• _Task instructions_:
If a line below contains the word "from", count it; give only the total.

--- START ---

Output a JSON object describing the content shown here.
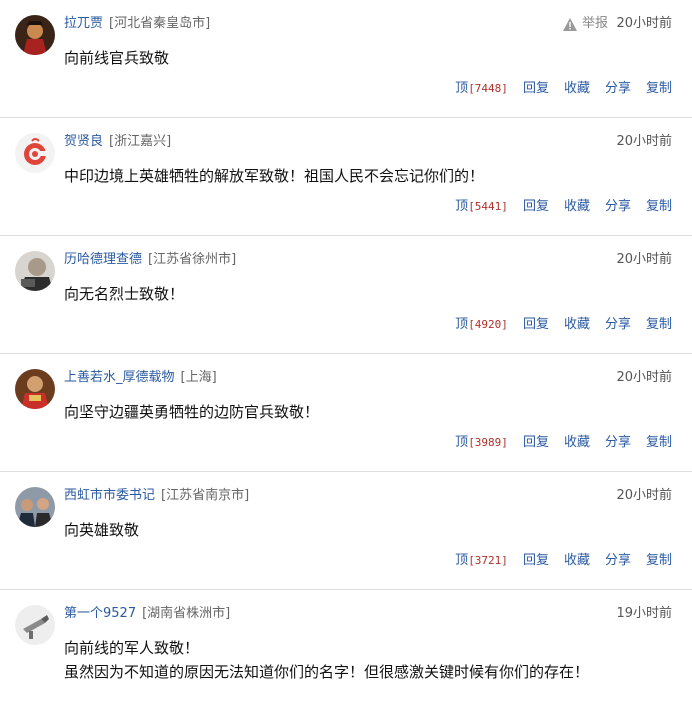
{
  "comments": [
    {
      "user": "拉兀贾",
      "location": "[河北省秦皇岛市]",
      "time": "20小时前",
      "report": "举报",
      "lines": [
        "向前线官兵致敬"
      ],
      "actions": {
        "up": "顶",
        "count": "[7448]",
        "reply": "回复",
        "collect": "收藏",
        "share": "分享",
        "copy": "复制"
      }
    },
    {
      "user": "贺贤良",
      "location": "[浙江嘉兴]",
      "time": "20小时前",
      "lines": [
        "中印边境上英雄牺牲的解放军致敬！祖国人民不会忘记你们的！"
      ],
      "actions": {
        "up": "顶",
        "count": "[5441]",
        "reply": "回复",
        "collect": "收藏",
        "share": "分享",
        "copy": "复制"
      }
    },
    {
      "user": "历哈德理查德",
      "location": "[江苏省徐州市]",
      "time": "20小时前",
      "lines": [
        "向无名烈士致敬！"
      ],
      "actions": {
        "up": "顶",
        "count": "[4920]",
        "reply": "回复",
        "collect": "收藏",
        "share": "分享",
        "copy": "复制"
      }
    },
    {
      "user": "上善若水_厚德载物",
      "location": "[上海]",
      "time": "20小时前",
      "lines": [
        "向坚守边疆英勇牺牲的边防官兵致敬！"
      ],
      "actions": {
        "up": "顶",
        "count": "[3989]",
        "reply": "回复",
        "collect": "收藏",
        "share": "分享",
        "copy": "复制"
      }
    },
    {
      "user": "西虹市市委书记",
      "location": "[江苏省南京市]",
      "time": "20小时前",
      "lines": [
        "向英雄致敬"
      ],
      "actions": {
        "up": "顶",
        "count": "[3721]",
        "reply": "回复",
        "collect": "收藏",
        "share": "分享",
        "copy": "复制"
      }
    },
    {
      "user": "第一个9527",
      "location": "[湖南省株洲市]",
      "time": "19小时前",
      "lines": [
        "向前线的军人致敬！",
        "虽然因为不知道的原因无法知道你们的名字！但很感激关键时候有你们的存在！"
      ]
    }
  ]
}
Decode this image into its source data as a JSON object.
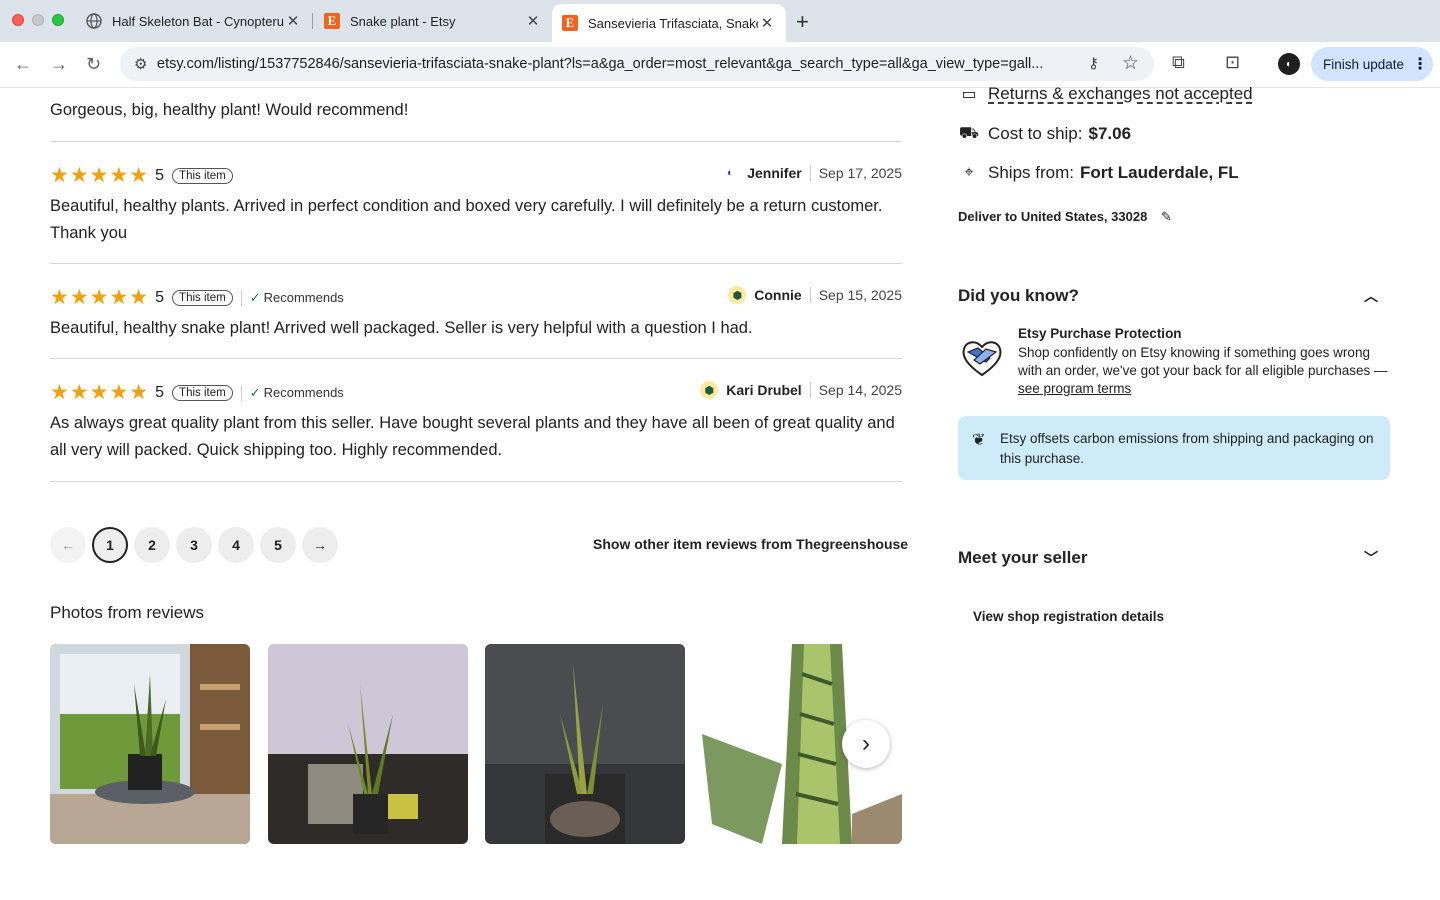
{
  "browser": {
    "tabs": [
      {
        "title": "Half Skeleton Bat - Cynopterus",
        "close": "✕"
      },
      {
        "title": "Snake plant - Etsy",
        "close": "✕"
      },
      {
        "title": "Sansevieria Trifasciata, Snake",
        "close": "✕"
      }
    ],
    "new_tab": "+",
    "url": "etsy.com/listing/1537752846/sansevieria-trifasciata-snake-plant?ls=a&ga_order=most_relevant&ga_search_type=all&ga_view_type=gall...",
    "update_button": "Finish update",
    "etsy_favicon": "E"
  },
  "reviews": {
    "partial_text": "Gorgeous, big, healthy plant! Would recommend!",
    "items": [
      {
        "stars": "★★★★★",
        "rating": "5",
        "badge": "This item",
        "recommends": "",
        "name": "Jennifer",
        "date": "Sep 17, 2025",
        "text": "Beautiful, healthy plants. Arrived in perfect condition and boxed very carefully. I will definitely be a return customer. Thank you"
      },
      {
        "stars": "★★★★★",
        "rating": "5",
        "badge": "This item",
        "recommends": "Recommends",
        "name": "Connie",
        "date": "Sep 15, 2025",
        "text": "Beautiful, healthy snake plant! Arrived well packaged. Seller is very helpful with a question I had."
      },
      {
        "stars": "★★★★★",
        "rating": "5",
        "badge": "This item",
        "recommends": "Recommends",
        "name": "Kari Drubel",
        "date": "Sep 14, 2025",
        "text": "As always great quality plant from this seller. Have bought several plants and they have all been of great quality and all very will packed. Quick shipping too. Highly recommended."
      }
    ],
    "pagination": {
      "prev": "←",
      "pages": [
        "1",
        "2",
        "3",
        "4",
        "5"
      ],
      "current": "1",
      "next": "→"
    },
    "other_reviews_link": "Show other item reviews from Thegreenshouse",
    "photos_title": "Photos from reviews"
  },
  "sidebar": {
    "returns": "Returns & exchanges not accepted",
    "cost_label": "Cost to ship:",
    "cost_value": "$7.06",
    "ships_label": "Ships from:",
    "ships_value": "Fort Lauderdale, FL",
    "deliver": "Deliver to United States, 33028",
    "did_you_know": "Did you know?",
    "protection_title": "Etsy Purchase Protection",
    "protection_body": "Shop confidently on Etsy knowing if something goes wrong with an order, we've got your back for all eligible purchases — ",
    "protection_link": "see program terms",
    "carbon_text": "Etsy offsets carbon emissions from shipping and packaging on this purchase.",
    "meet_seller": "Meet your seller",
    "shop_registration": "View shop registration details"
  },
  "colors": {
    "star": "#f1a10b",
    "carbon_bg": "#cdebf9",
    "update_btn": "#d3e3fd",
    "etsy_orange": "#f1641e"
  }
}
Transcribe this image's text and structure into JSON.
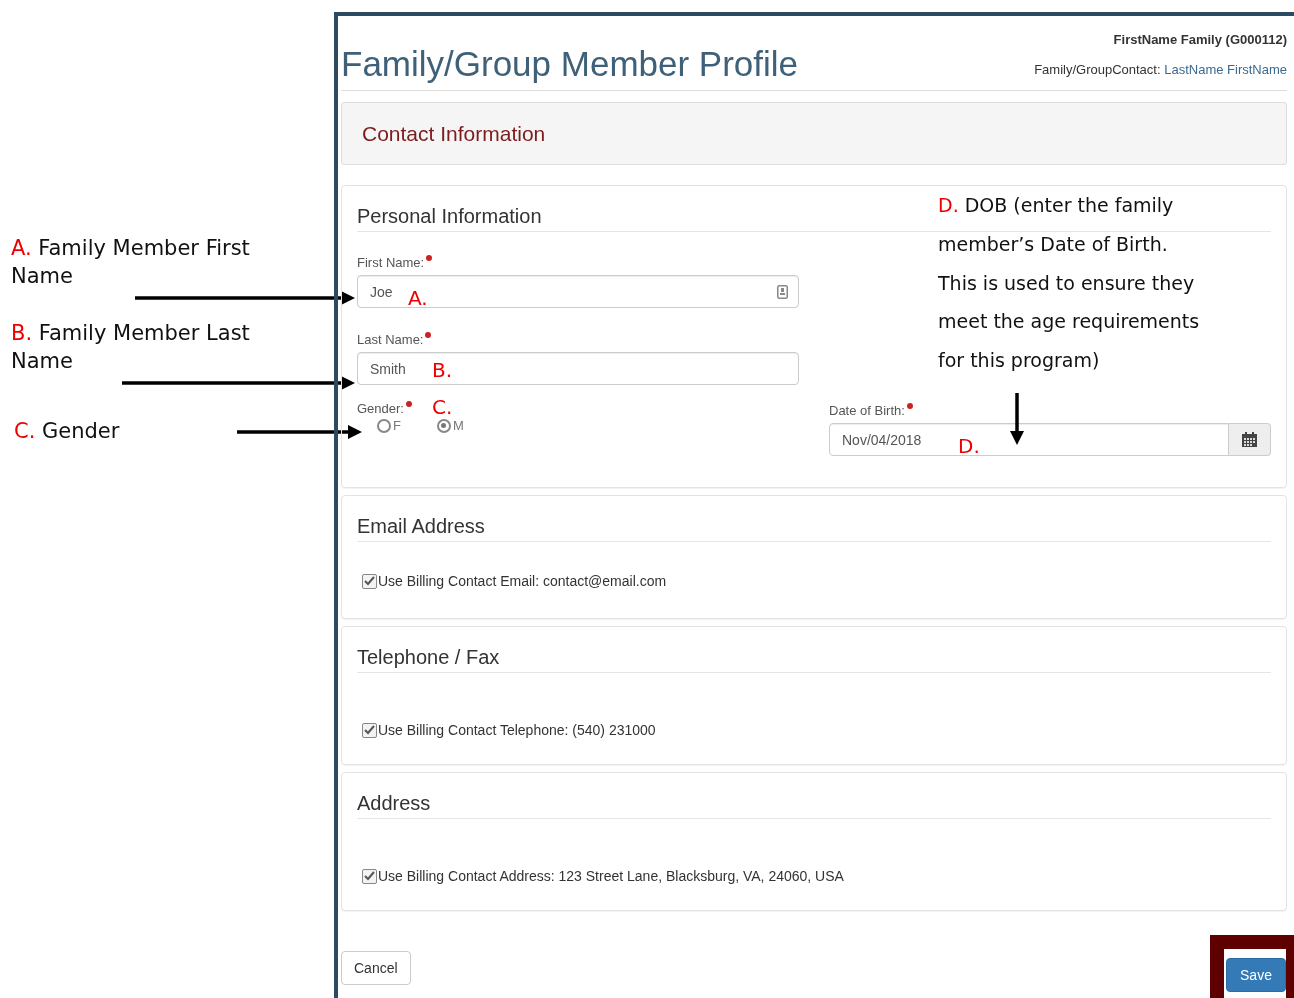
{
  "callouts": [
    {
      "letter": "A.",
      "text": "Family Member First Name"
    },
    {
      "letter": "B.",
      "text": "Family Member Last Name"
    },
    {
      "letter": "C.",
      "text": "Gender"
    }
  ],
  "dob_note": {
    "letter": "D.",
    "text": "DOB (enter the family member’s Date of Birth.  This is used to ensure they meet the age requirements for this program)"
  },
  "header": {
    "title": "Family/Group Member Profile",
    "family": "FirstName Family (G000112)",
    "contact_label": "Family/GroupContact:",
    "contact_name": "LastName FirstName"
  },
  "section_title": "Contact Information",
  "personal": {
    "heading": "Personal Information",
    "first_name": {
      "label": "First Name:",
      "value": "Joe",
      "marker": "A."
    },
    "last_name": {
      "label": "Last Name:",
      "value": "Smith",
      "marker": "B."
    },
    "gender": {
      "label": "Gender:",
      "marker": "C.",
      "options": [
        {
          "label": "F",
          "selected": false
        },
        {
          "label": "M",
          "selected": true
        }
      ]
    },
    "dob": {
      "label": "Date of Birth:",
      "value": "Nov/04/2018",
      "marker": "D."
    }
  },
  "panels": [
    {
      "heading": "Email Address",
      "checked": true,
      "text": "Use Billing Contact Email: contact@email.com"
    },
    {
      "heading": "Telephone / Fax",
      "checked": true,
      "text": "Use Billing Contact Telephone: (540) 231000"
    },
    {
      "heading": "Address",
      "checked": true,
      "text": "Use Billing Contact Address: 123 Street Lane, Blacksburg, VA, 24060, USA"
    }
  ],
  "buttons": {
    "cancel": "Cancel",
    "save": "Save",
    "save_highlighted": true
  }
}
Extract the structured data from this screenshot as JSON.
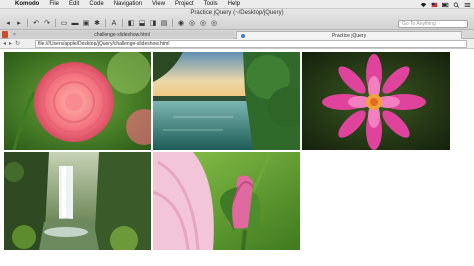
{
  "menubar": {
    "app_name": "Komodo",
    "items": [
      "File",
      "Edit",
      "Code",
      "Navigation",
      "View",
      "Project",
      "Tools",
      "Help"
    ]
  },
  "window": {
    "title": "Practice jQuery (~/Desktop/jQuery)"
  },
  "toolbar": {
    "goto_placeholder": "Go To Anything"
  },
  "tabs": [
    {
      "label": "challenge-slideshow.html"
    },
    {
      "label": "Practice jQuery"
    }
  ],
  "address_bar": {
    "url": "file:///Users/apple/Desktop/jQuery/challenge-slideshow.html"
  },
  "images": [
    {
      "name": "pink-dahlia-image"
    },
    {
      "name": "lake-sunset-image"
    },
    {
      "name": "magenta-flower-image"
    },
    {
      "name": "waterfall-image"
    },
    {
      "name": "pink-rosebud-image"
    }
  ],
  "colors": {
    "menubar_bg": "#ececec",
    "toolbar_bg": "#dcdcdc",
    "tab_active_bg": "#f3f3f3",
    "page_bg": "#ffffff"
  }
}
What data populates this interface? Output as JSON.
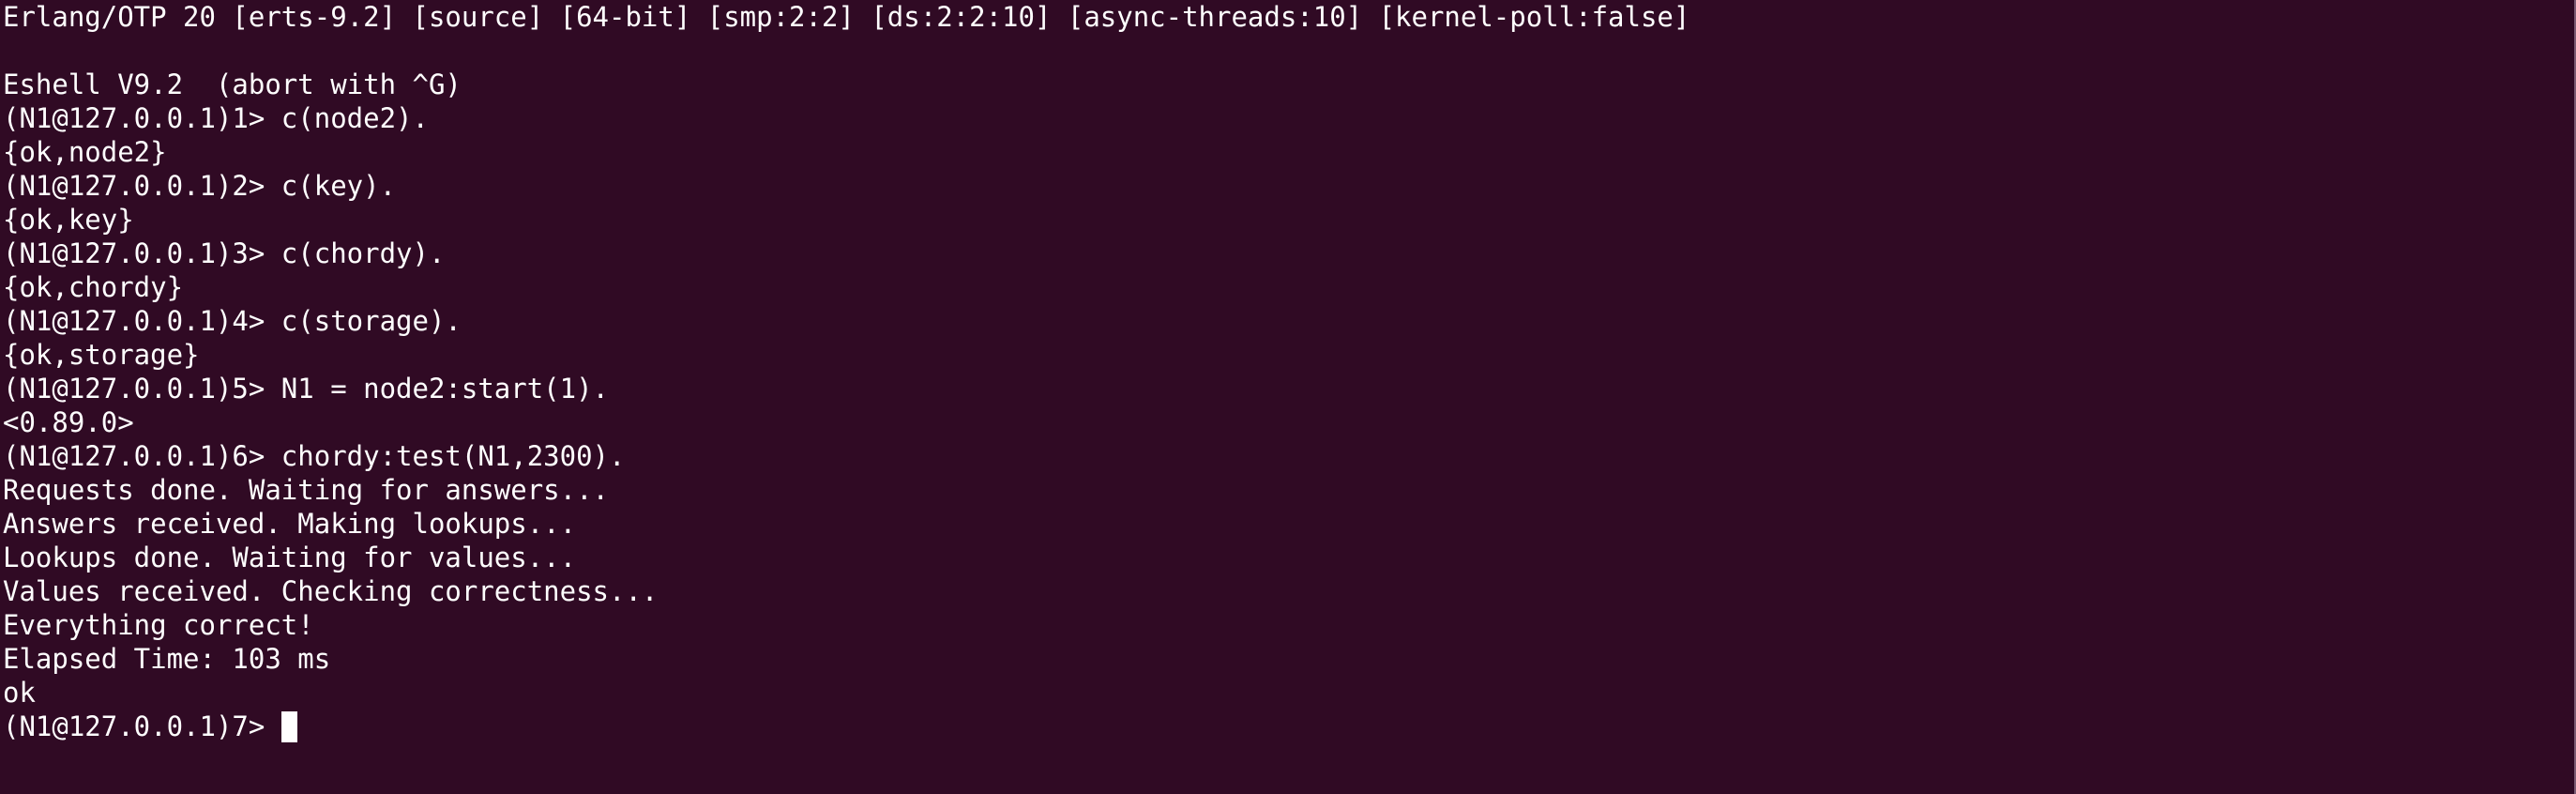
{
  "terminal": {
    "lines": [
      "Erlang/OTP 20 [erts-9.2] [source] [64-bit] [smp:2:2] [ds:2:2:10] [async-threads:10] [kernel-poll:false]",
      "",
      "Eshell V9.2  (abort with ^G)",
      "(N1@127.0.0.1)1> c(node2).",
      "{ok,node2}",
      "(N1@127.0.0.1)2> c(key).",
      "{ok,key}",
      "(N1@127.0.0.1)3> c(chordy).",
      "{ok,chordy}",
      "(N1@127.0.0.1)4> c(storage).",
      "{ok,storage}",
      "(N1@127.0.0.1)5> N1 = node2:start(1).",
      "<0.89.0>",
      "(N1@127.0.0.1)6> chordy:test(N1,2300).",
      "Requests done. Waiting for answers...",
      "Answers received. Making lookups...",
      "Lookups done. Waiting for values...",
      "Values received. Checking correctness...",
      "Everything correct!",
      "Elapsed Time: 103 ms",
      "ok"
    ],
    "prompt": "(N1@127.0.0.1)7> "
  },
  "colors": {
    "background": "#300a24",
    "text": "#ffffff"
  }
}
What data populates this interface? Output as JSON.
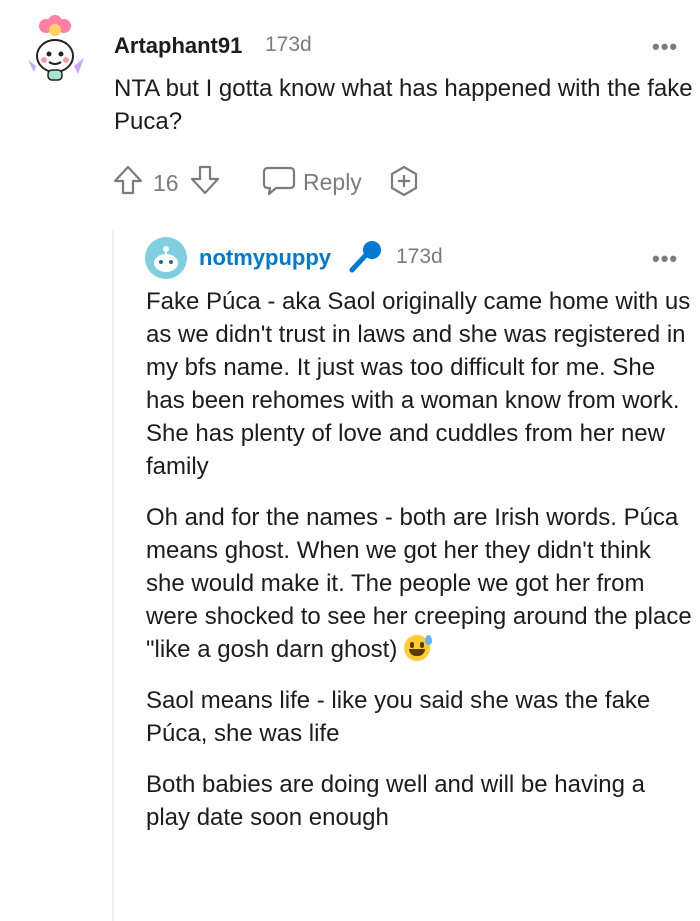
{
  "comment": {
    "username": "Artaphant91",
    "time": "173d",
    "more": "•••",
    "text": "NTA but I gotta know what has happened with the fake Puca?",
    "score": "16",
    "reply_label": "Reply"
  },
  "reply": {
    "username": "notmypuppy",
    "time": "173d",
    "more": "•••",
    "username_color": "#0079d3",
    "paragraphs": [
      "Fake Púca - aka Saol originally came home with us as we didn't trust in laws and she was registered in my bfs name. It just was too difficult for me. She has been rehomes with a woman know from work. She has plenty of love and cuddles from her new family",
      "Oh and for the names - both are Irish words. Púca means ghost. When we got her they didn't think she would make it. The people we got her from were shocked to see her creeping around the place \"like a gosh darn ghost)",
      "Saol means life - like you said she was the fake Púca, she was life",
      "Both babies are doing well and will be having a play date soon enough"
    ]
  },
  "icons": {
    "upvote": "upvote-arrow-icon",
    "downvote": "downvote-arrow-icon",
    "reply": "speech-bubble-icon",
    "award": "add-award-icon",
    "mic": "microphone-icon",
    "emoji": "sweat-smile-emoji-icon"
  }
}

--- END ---

• _Worked solution_:
8